[Interface dataset entries]
╔══

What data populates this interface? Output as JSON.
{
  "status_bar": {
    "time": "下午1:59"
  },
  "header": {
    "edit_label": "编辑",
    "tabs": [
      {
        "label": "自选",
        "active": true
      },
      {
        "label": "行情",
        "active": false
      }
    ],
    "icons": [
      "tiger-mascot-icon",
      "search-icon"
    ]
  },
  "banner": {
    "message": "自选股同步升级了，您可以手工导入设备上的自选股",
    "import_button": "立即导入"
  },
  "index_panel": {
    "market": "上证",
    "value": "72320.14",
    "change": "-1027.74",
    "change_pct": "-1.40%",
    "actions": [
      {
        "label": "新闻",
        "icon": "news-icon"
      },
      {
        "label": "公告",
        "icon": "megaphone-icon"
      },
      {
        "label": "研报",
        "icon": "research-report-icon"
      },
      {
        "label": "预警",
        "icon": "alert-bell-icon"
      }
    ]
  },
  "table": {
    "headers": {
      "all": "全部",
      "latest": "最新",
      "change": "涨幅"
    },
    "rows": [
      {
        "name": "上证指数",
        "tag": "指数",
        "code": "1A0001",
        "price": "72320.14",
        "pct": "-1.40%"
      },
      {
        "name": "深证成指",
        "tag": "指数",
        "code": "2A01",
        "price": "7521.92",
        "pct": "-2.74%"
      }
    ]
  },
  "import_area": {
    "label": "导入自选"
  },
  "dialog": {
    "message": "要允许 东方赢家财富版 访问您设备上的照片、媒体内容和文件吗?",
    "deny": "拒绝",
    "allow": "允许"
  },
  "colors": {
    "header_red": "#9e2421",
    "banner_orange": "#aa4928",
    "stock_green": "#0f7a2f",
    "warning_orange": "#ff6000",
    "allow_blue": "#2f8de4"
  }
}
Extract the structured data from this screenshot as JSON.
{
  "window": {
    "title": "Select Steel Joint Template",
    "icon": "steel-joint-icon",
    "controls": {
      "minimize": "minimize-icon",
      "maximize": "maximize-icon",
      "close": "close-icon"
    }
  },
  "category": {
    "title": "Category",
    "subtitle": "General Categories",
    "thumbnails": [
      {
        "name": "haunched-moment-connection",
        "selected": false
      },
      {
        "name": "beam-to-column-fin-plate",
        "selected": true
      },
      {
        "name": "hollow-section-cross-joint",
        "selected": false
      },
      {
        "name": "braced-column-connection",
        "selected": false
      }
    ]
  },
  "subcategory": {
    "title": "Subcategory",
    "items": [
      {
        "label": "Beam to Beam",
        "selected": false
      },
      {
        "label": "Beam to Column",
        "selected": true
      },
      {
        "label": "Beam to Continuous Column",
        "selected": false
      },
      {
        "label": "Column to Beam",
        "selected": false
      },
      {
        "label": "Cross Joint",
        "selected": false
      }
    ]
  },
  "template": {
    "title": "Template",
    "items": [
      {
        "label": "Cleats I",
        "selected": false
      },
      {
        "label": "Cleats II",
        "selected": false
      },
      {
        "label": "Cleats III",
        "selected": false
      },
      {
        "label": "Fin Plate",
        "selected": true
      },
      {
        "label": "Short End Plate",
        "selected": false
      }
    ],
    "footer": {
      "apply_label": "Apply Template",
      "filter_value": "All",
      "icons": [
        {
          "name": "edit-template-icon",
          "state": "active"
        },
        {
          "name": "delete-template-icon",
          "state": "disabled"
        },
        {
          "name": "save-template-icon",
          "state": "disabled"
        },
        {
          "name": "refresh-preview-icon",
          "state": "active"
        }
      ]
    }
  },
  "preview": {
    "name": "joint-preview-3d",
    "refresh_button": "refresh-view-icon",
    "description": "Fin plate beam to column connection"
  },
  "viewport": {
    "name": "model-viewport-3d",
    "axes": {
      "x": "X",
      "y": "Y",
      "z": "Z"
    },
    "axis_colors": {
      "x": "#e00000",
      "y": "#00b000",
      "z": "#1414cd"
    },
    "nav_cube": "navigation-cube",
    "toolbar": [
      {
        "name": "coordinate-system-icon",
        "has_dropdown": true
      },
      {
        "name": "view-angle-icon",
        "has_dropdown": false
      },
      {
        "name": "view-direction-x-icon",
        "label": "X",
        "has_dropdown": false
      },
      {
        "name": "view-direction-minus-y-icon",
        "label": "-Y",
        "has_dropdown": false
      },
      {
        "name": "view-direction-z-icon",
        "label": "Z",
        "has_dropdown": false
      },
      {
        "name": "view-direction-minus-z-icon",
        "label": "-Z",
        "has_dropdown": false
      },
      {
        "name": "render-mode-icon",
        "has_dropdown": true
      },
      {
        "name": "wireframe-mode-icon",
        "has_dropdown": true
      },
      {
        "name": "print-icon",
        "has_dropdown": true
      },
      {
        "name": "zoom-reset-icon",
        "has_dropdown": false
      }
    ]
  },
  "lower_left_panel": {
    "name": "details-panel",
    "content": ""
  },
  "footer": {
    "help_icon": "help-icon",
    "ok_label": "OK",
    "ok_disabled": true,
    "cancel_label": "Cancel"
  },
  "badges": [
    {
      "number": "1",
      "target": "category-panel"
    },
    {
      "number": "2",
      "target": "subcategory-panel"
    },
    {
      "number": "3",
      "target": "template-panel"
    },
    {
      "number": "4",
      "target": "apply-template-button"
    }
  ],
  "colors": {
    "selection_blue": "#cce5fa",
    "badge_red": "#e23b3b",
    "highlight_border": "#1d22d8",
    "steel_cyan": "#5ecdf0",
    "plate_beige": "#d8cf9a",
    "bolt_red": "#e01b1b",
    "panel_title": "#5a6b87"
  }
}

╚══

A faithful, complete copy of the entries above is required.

■ **Response**
What data populates this interface? Output as JSON.
{
  "status_bar": {
    "time": "下午1:59"
  },
  "header": {
    "edit_label": "编辑",
    "tabs": [
      {
        "label": "自选",
        "active": true
      },
      {
        "label": "行情",
        "active": false
      }
    ],
    "icons": [
      "tiger-mascot-icon",
      "search-icon"
    ]
  },
  "banner": {
    "message": "自选股同步升级了，您可以手工导入设备上的自选股",
    "import_button": "立即导入"
  },
  "index_panel": {
    "market": "上证",
    "value": "72320.14",
    "change": "-1027.74",
    "change_pct": "-1.40%",
    "actions": [
      {
        "label": "新闻",
        "icon": "news-icon"
      },
      {
        "label": "公告",
        "icon": "megaphone-icon"
      },
      {
        "label": "研报",
        "icon": "research-report-icon"
      },
      {
        "label": "预警",
        "icon": "alert-bell-icon"
      }
    ]
  },
  "table": {
    "headers": {
      "all": "全部",
      "latest": "最新",
      "change": "涨幅"
    },
    "rows": [
      {
        "name": "上证指数",
        "tag": "指数",
        "code": "1A0001",
        "price": "72320.14",
        "pct": "-1.40%"
      },
      {
        "name": "深证成指",
        "tag": "指数",
        "code": "2A01",
        "price": "7521.92",
        "pct": "-2.74%"
      }
    ]
  },
  "import_area": {
    "label": "导入自选"
  },
  "dialog": {
    "message": "要允许 东方赢家财富版 访问您设备上的照片、媒体内容和文件吗?",
    "deny": "拒绝",
    "allow": "允许"
  },
  "colors": {
    "header_red": "#9e2421",
    "banner_orange": "#aa4928",
    "stock_green": "#0f7a2f",
    "warning_orange": "#ff6000",
    "allow_blue": "#2f8de4"
  }
}
Extract the structured data from this screenshot as JSON.
{
  "window": {
    "title": "Select Steel Joint Template",
    "icon": "steel-joint-icon",
    "controls": {
      "minimize": "minimize-icon",
      "maximize": "maximize-icon",
      "close": "close-icon"
    }
  },
  "category": {
    "title": "Category",
    "subtitle": "General Categories",
    "thumbnails": [
      {
        "name": "haunched-moment-connection",
        "selected": false
      },
      {
        "name": "beam-to-column-fin-plate",
        "selected": true
      },
      {
        "name": "hollow-section-cross-joint",
        "selected": false
      },
      {
        "name": "braced-column-connection",
        "selected": false
      }
    ]
  },
  "subcategory": {
    "title": "Subcategory",
    "items": [
      {
        "label": "Beam to Beam",
        "selected": false
      },
      {
        "label": "Beam to Column",
        "selected": true
      },
      {
        "label": "Beam to Continuous Column",
        "selected": false
      },
      {
        "label": "Column to Beam",
        "selected": false
      },
      {
        "label": "Cross Joint",
        "selected": false
      }
    ]
  },
  "template": {
    "title": "Template",
    "items": [
      {
        "label": "Cleats I",
        "selected": false
      },
      {
        "label": "Cleats II",
        "selected": false
      },
      {
        "label": "Cleats III",
        "selected": false
      },
      {
        "label": "Fin Plate",
        "selected": true
      },
      {
        "label": "Short End Plate",
        "selected": false
      }
    ],
    "footer": {
      "apply_label": "Apply Template",
      "filter_value": "All",
      "icons": [
        {
          "name": "edit-template-icon",
          "state": "active"
        },
        {
          "name": "delete-template-icon",
          "state": "disabled"
        },
        {
          "name": "save-template-icon",
          "state": "disabled"
        },
        {
          "name": "refresh-preview-icon",
          "state": "active"
        }
      ]
    }
  },
  "preview": {
    "name": "joint-preview-3d",
    "refresh_button": "refresh-view-icon",
    "description": "Fin plate beam to column connection"
  },
  "viewport": {
    "name": "model-viewport-3d",
    "axes": {
      "x": "X",
      "y": "Y",
      "z": "Z"
    },
    "axis_colors": {
      "x": "#e00000",
      "y": "#00b000",
      "z": "#1414cd"
    },
    "nav_cube": "navigation-cube",
    "toolbar": [
      {
        "name": "coordinate-system-icon",
        "has_dropdown": true
      },
      {
        "name": "view-angle-icon",
        "has_dropdown": false
      },
      {
        "name": "view-direction-x-icon",
        "label": "X",
        "has_dropdown": false
      },
      {
        "name": "view-direction-minus-y-icon",
        "label": "-Y",
        "has_dropdown": false
      },
      {
        "name": "view-direction-z-icon",
        "label": "Z",
        "has_dropdown": false
      },
      {
        "name": "view-direction-minus-z-icon",
        "label": "-Z",
        "has_dropdown": false
      },
      {
        "name": "render-mode-icon",
        "has_dropdown": true
      },
      {
        "name": "wireframe-mode-icon",
        "has_dropdown": true
      },
      {
        "name": "print-icon",
        "has_dropdown": true
      },
      {
        "name": "zoom-reset-icon",
        "has_dropdown": false
      }
    ]
  },
  "lower_left_panel": {
    "name": "details-panel",
    "content": ""
  },
  "footer": {
    "help_icon": "help-icon",
    "ok_label": "OK",
    "ok_disabled": true,
    "cancel_label": "Cancel"
  },
  "badges": [
    {
      "number": "1",
      "target": "category-panel"
    },
    {
      "number": "2",
      "target": "subcategory-panel"
    },
    {
      "number": "3",
      "target": "template-panel"
    },
    {
      "number": "4",
      "target": "apply-template-button"
    }
  ],
  "colors": {
    "selection_blue": "#cce5fa",
    "badge_red": "#e23b3b",
    "highlight_border": "#1d22d8",
    "steel_cyan": "#5ecdf0",
    "plate_beige": "#d8cf9a",
    "bolt_red": "#e01b1b",
    "panel_title": "#5a6b87"
  }
}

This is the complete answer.